## Page and application data records
-- Opening Marker --

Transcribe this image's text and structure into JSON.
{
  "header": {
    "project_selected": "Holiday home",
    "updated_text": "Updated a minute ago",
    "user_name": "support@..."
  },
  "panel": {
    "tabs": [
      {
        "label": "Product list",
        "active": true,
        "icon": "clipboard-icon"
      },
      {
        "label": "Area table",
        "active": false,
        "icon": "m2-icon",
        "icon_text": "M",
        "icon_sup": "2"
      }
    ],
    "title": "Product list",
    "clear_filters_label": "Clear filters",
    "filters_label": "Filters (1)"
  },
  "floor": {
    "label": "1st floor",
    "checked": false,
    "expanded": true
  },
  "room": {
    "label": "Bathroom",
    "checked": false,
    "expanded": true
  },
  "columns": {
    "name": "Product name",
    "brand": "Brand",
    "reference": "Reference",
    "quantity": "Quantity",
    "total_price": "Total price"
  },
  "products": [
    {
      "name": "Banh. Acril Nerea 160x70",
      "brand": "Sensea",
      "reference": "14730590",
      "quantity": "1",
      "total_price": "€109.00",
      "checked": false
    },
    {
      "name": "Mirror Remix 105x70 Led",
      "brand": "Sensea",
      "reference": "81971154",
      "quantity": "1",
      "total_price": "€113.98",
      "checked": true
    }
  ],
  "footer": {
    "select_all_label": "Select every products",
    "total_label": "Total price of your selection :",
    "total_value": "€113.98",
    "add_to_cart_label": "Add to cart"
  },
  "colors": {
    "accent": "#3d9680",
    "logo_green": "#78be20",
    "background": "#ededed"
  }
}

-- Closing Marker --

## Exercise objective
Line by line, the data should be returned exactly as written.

## Response for this exercise
Transcribe this image's text and structure into JSON.
{
  "header": {
    "project_selected": "Holiday home",
    "updated_text": "Updated a minute ago",
    "user_name": "support@..."
  },
  "panel": {
    "tabs": [
      {
        "label": "Product list",
        "active": true,
        "icon": "clipboard-icon"
      },
      {
        "label": "Area table",
        "active": false,
        "icon": "m2-icon",
        "icon_text": "M",
        "icon_sup": "2"
      }
    ],
    "title": "Product list",
    "clear_filters_label": "Clear filters",
    "filters_label": "Filters (1)"
  },
  "floor": {
    "label": "1st floor",
    "checked": false,
    "expanded": true
  },
  "room": {
    "label": "Bathroom",
    "checked": false,
    "expanded": true
  },
  "columns": {
    "name": "Product name",
    "brand": "Brand",
    "reference": "Reference",
    "quantity": "Quantity",
    "total_price": "Total price"
  },
  "products": [
    {
      "name": "Banh. Acril Nerea 160x70",
      "brand": "Sensea",
      "reference": "14730590",
      "quantity": "1",
      "total_price": "€109.00",
      "checked": false
    },
    {
      "name": "Mirror Remix 105x70 Led",
      "brand": "Sensea",
      "reference": "81971154",
      "quantity": "1",
      "total_price": "€113.98",
      "checked": true
    }
  ],
  "footer": {
    "select_all_label": "Select every products",
    "total_label": "Total price of your selection :",
    "total_value": "€113.98",
    "add_to_cart_label": "Add to cart"
  },
  "colors": {
    "accent": "#3d9680",
    "logo_green": "#78be20",
    "background": "#ededed"
  }
}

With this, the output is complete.